- [Exercise details]:
Filter on the word "have": copy each matching line from the listing below.

___ Material for this exercise

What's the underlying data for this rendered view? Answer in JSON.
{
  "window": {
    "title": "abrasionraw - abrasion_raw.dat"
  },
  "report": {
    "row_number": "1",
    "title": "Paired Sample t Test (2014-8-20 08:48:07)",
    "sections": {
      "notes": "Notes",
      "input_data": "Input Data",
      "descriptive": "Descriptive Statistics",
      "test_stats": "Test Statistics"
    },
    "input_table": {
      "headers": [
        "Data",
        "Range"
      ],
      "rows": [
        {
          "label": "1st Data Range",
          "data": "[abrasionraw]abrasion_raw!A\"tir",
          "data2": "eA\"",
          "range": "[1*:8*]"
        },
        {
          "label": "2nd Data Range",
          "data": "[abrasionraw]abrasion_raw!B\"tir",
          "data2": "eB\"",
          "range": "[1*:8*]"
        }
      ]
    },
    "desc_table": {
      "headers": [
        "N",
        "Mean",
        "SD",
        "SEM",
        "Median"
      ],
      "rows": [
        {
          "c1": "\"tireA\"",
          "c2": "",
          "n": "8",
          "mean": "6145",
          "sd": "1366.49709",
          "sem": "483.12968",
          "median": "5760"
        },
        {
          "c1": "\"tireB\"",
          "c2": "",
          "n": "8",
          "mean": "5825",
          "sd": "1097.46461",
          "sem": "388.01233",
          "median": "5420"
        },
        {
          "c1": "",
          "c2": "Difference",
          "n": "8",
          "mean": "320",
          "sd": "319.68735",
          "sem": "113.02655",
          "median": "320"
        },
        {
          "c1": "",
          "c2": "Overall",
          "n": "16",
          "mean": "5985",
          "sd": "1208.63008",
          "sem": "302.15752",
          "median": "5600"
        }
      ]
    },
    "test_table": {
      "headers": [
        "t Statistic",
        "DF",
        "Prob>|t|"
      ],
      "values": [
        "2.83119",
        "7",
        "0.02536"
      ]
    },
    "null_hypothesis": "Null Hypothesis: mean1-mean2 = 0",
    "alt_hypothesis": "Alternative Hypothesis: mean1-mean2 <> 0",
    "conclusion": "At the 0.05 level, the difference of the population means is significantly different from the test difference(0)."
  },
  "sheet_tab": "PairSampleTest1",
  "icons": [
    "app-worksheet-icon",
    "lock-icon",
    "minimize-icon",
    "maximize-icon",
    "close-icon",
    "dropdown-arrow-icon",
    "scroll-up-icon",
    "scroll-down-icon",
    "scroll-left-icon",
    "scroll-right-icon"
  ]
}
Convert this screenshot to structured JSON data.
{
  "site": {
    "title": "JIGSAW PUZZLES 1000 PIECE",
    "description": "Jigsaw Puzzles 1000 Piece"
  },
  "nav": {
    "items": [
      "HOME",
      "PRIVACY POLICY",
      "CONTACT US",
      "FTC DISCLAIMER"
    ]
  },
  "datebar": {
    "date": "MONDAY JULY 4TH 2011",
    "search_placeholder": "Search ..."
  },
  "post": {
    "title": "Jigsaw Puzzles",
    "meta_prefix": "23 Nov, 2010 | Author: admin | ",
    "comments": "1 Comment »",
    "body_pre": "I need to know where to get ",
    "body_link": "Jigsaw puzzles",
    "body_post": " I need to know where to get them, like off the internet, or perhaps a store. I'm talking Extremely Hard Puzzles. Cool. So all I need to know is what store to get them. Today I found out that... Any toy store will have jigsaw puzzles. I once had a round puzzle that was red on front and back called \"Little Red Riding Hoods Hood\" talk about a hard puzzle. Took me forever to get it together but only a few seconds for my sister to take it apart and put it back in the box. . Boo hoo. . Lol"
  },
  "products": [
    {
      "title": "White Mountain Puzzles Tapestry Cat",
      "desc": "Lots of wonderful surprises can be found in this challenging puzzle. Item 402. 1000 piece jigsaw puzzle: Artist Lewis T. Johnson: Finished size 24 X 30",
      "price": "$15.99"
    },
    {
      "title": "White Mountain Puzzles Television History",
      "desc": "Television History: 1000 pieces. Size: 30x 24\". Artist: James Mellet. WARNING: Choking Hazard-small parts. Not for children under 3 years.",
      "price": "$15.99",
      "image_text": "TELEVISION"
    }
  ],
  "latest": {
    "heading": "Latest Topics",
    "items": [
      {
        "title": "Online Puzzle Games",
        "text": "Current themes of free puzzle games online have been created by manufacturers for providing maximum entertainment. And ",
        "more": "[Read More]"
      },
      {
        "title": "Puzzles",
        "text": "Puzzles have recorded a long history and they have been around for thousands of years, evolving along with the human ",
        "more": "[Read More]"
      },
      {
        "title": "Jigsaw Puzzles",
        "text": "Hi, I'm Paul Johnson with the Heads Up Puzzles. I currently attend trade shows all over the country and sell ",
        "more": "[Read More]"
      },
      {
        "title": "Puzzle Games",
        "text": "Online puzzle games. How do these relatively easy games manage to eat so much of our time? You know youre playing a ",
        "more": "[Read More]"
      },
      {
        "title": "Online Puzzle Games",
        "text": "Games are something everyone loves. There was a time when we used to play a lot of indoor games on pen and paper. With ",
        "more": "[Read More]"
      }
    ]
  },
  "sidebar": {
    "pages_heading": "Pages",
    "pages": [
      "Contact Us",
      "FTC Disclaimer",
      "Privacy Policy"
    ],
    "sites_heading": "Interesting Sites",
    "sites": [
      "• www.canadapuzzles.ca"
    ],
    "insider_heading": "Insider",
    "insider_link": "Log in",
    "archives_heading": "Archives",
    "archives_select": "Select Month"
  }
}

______

- [Result of this exercise]:
    "body_post": " I need to know where to get them, like off the internet, or perhaps a store. I'm talking Extremely Hard Puzzles. Cool. So all I need to know is what store to get them. Today I found out that... Any toy store will have jigsaw puzzles. I once had a round puzzle that was red on front and back called \"Little Red Riding Hoods Hood\" talk about a hard puzzle. Took me forever to get it together but only a few seconds for my sister to take it apart and put it back in the box. . Boo hoo. . Lol"
        "text": "Current themes of free puzzle games online have been created by manufacturers for providing maximum entertainment. And ",
        "text": "Puzzles have recorded a long history and they have been around for thousands of years, evolving along with the human ",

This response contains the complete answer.